- ASSIGNMENT
Write the records out again. Match them exactly.

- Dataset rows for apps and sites

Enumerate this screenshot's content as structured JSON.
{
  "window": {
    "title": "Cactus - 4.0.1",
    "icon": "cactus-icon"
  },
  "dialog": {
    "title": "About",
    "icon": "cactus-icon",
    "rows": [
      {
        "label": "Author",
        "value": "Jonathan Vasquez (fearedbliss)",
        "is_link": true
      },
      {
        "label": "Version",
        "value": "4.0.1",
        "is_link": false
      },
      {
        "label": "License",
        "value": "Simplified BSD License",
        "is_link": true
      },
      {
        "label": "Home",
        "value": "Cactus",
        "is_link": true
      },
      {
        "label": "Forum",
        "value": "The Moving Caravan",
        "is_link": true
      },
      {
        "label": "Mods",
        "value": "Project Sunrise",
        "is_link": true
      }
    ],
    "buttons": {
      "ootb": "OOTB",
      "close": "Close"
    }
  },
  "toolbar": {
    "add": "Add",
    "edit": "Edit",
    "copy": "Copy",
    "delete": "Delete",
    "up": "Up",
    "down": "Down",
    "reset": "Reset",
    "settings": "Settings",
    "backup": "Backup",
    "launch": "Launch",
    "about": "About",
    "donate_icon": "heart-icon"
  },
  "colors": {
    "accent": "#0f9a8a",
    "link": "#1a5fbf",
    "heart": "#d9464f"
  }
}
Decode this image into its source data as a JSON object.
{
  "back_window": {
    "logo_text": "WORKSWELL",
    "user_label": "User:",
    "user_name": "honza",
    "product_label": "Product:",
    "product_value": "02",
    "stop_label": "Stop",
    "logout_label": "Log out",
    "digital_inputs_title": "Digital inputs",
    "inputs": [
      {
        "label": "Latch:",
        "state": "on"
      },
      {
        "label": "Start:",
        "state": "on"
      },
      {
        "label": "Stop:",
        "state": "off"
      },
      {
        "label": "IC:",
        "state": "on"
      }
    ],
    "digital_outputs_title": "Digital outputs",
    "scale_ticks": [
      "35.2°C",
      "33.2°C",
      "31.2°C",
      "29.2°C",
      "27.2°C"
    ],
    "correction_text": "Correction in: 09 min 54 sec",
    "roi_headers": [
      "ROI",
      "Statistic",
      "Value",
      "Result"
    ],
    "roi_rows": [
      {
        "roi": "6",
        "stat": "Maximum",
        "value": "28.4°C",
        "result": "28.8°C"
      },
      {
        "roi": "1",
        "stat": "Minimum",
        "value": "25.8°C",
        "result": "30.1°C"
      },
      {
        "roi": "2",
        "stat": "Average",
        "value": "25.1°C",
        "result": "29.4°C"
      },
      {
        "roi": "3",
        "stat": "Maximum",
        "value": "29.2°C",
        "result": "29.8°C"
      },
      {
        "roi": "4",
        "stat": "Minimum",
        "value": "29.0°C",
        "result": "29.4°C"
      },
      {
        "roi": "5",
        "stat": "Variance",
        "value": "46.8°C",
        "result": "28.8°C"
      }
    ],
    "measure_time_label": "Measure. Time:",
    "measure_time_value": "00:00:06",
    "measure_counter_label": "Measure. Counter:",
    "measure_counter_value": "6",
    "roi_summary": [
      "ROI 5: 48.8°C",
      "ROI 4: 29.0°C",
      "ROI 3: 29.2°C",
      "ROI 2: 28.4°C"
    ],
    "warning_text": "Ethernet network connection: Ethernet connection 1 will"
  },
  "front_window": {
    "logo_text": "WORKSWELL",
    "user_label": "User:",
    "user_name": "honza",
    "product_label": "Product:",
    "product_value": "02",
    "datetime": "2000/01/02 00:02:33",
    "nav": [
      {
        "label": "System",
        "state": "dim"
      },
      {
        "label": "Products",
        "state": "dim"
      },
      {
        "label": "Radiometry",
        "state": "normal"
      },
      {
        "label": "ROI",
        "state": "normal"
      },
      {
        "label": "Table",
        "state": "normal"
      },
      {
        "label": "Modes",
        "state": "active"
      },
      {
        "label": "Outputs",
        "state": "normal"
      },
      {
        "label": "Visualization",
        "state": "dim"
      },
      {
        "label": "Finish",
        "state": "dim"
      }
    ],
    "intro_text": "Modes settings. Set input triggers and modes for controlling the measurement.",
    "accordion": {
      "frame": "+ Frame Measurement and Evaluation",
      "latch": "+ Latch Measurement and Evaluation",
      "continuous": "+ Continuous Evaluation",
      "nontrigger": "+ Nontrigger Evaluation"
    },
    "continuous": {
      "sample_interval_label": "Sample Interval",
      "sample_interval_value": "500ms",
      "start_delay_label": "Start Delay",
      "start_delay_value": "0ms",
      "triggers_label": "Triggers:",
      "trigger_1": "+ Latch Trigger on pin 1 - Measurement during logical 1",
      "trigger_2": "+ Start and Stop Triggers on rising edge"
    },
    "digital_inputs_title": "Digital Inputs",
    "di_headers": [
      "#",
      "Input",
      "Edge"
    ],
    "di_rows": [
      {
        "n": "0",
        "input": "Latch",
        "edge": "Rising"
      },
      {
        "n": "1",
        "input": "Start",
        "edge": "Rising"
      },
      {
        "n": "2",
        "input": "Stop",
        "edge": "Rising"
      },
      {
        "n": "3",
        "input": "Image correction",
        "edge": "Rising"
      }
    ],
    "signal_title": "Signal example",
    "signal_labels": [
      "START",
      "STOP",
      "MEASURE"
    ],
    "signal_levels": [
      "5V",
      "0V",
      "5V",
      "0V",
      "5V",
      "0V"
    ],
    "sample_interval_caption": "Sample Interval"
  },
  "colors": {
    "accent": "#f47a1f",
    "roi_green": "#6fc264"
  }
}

- RESPONSE TO THE EXERCISE
Enumerate this screenshot's content as structured JSON.
{
  "window": {
    "title": "Cactus - 4.0.1",
    "icon": "cactus-icon"
  },
  "dialog": {
    "title": "About",
    "icon": "cactus-icon",
    "rows": [
      {
        "label": "Author",
        "value": "Jonathan Vasquez (fearedbliss)",
        "is_link": true
      },
      {
        "label": "Version",
        "value": "4.0.1",
        "is_link": false
      },
      {
        "label": "License",
        "value": "Simplified BSD License",
        "is_link": true
      },
      {
        "label": "Home",
        "value": "Cactus",
        "is_link": true
      },
      {
        "label": "Forum",
        "value": "The Moving Caravan",
        "is_link": true
      },
      {
        "label": "Mods",
        "value": "Project Sunrise",
        "is_link": true
      }
    ],
    "buttons": {
      "ootb": "OOTB",
      "close": "Close"
    }
  },
  "toolbar": {
    "add": "Add",
    "edit": "Edit",
    "copy": "Copy",
    "delete": "Delete",
    "up": "Up",
    "down": "Down",
    "reset": "Reset",
    "settings": "Settings",
    "backup": "Backup",
    "launch": "Launch",
    "about": "About",
    "donate_icon": "heart-icon"
  },
  "colors": {
    "accent": "#0f9a8a",
    "link": "#1a5fbf",
    "heart": "#d9464f"
  }
}
Decode this image into its source data as a JSON object.
{
  "back_window": {
    "logo_text": "WORKSWELL",
    "user_label": "User:",
    "user_name": "honza",
    "product_label": "Product:",
    "product_value": "02",
    "stop_label": "Stop",
    "logout_label": "Log out",
    "digital_inputs_title": "Digital inputs",
    "inputs": [
      {
        "label": "Latch:",
        "state": "on"
      },
      {
        "label": "Start:",
        "state": "on"
      },
      {
        "label": "Stop:",
        "state": "off"
      },
      {
        "label": "IC:",
        "state": "on"
      }
    ],
    "digital_outputs_title": "Digital outputs",
    "scale_ticks": [
      "35.2°C",
      "33.2°C",
      "31.2°C",
      "29.2°C",
      "27.2°C"
    ],
    "correction_text": "Correction in: 09 min 54 sec",
    "roi_headers": [
      "ROI",
      "Statistic",
      "Value",
      "Result"
    ],
    "roi_rows": [
      {
        "roi": "6",
        "stat": "Maximum",
        "value": "28.4°C",
        "result": "28.8°C"
      },
      {
        "roi": "1",
        "stat": "Minimum",
        "value": "25.8°C",
        "result": "30.1°C"
      },
      {
        "roi": "2",
        "stat": "Average",
        "value": "25.1°C",
        "result": "29.4°C"
      },
      {
        "roi": "3",
        "stat": "Maximum",
        "value": "29.2°C",
        "result": "29.8°C"
      },
      {
        "roi": "4",
        "stat": "Minimum",
        "value": "29.0°C",
        "result": "29.4°C"
      },
      {
        "roi": "5",
        "stat": "Variance",
        "value": "46.8°C",
        "result": "28.8°C"
      }
    ],
    "measure_time_label": "Measure. Time:",
    "measure_time_value": "00:00:06",
    "measure_counter_label": "Measure. Counter:",
    "measure_counter_value": "6",
    "roi_summary": [
      "ROI 5: 48.8°C",
      "ROI 4: 29.0°C",
      "ROI 3: 29.2°C",
      "ROI 2: 28.4°C"
    ],
    "warning_text": "Ethernet network connection: Ethernet connection 1 will"
  },
  "front_window": {
    "logo_text": "WORKSWELL",
    "user_label": "User:",
    "user_name": "honza",
    "product_label": "Product:",
    "product_value": "02",
    "datetime": "2000/01/02 00:02:33",
    "nav": [
      {
        "label": "System",
        "state": "dim"
      },
      {
        "label": "Products",
        "state": "dim"
      },
      {
        "label": "Radiometry",
        "state": "normal"
      },
      {
        "label": "ROI",
        "state": "normal"
      },
      {
        "label": "Table",
        "state": "normal"
      },
      {
        "label": "Modes",
        "state": "active"
      },
      {
        "label": "Outputs",
        "state": "normal"
      },
      {
        "label": "Visualization",
        "state": "dim"
      },
      {
        "label": "Finish",
        "state": "dim"
      }
    ],
    "intro_text": "Modes settings. Set input triggers and modes for controlling the measurement.",
    "accordion": {
      "frame": "+ Frame Measurement and Evaluation",
      "latch": "+ Latch Measurement and Evaluation",
      "continuous": "+ Continuous Evaluation",
      "nontrigger": "+ Nontrigger Evaluation"
    },
    "continuous": {
      "sample_interval_label": "Sample Interval",
      "sample_interval_value": "500ms",
      "start_delay_label": "Start Delay",
      "start_delay_value": "0ms",
      "triggers_label": "Triggers:",
      "trigger_1": "+ Latch Trigger on pin 1 - Measurement during logical 1",
      "trigger_2": "+ Start and Stop Triggers on rising edge"
    },
    "digital_inputs_title": "Digital Inputs",
    "di_headers": [
      "#",
      "Input",
      "Edge"
    ],
    "di_rows": [
      {
        "n": "0",
        "input": "Latch",
        "edge": "Rising"
      },
      {
        "n": "1",
        "input": "Start",
        "edge": "Rising"
      },
      {
        "n": "2",
        "input": "Stop",
        "edge": "Rising"
      },
      {
        "n": "3",
        "input": "Image correction",
        "edge": "Rising"
      }
    ],
    "signal_title": "Signal example",
    "signal_labels": [
      "START",
      "STOP",
      "MEASURE"
    ],
    "signal_levels": [
      "5V",
      "0V",
      "5V",
      "0V",
      "5V",
      "0V"
    ],
    "sample_interval_caption": "Sample Interval"
  },
  "colors": {
    "accent": "#f47a1f",
    "roi_green": "#6fc264"
  }
}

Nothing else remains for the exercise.